*Work to be completed*
Using "période" as the search string, find the matching lines below and copy them.

=== Data under study ===

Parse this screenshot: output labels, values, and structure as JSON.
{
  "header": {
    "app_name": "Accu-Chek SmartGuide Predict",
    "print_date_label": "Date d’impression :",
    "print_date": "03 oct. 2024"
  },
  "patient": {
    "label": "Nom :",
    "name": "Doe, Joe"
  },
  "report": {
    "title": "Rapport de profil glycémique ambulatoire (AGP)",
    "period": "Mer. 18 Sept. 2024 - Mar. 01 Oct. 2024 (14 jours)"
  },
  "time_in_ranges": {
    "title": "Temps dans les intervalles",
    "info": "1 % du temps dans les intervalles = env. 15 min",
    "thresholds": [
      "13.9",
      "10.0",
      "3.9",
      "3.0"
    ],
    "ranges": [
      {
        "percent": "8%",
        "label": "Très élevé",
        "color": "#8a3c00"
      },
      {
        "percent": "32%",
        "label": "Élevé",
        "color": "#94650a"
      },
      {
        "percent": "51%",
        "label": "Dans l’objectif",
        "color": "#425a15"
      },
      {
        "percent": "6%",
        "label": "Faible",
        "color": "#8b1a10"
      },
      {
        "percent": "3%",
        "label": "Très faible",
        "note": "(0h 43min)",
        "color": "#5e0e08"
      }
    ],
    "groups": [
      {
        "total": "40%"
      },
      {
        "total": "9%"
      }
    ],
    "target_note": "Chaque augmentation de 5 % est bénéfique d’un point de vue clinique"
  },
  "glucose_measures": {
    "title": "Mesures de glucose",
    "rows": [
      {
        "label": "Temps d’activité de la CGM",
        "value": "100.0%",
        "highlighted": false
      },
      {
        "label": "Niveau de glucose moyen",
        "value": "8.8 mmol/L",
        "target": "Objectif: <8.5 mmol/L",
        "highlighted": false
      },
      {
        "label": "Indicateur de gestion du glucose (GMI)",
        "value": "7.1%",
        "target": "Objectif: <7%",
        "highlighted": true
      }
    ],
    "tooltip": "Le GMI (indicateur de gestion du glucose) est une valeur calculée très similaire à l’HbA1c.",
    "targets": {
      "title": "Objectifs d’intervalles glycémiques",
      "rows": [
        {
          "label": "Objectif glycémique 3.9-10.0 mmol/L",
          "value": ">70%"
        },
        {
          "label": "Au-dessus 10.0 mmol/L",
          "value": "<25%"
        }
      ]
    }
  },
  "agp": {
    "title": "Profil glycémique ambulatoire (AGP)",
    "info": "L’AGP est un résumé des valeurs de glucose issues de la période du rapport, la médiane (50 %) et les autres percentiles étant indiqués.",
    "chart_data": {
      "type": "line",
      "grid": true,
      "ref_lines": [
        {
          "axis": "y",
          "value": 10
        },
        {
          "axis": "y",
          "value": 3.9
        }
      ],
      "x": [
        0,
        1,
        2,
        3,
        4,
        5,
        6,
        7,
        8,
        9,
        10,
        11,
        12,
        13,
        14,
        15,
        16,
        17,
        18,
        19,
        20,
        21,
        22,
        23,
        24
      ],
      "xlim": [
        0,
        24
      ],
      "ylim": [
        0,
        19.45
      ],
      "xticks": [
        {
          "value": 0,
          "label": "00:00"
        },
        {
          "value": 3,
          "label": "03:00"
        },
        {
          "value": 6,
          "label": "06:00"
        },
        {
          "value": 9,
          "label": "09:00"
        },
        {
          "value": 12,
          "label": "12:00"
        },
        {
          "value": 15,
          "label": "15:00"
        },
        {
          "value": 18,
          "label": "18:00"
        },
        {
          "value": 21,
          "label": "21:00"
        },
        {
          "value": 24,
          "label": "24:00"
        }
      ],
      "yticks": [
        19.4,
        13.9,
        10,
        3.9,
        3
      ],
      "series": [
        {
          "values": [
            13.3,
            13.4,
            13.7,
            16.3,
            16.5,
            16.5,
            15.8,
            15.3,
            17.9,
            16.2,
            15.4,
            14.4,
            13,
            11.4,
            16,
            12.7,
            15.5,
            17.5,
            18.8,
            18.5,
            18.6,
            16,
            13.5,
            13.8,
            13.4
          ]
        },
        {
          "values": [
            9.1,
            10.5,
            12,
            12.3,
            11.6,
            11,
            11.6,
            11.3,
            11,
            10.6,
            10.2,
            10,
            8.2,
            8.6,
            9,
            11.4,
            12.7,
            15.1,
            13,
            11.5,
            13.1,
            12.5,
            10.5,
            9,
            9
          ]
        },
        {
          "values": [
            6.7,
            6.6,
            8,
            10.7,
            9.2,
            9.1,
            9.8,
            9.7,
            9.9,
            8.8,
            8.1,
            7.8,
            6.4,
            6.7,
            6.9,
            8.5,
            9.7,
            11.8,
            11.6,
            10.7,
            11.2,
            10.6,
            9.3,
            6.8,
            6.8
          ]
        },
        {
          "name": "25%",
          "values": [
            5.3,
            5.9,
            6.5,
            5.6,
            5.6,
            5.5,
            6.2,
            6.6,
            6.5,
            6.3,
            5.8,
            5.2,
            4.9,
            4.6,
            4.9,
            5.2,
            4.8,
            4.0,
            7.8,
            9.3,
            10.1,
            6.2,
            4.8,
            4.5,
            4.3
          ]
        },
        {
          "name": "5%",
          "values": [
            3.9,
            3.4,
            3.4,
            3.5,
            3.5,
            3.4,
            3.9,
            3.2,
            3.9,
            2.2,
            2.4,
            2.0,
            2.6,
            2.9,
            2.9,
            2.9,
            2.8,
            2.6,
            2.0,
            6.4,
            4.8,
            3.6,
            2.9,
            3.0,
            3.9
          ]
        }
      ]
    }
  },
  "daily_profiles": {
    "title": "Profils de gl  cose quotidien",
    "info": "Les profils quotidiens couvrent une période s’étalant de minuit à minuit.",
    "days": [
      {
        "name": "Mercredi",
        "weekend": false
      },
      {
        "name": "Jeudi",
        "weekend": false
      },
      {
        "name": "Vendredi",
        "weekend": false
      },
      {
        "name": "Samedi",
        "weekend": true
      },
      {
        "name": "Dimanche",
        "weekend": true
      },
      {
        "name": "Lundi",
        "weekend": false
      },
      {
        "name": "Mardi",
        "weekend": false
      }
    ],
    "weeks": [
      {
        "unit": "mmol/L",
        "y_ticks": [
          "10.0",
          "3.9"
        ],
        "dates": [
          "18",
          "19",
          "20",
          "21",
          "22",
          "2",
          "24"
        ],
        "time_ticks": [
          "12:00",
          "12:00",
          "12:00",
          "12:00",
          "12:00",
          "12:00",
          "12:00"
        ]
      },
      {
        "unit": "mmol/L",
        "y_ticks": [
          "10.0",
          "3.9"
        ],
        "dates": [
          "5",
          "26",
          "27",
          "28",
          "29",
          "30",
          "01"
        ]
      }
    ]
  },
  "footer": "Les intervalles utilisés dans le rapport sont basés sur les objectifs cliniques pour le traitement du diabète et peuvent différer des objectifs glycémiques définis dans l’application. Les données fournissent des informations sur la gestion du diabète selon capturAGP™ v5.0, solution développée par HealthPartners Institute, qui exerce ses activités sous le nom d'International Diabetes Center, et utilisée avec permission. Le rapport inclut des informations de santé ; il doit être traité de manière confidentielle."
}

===

*Reply*
    "info": "L’AGP est un résumé des valeurs de glucose issues de la période du rapport, la médiane (50 %) et les autres percentiles étant indiqués.",
    "info": "Les profils quotidiens couvrent une période s’étalant de minuit à minuit.",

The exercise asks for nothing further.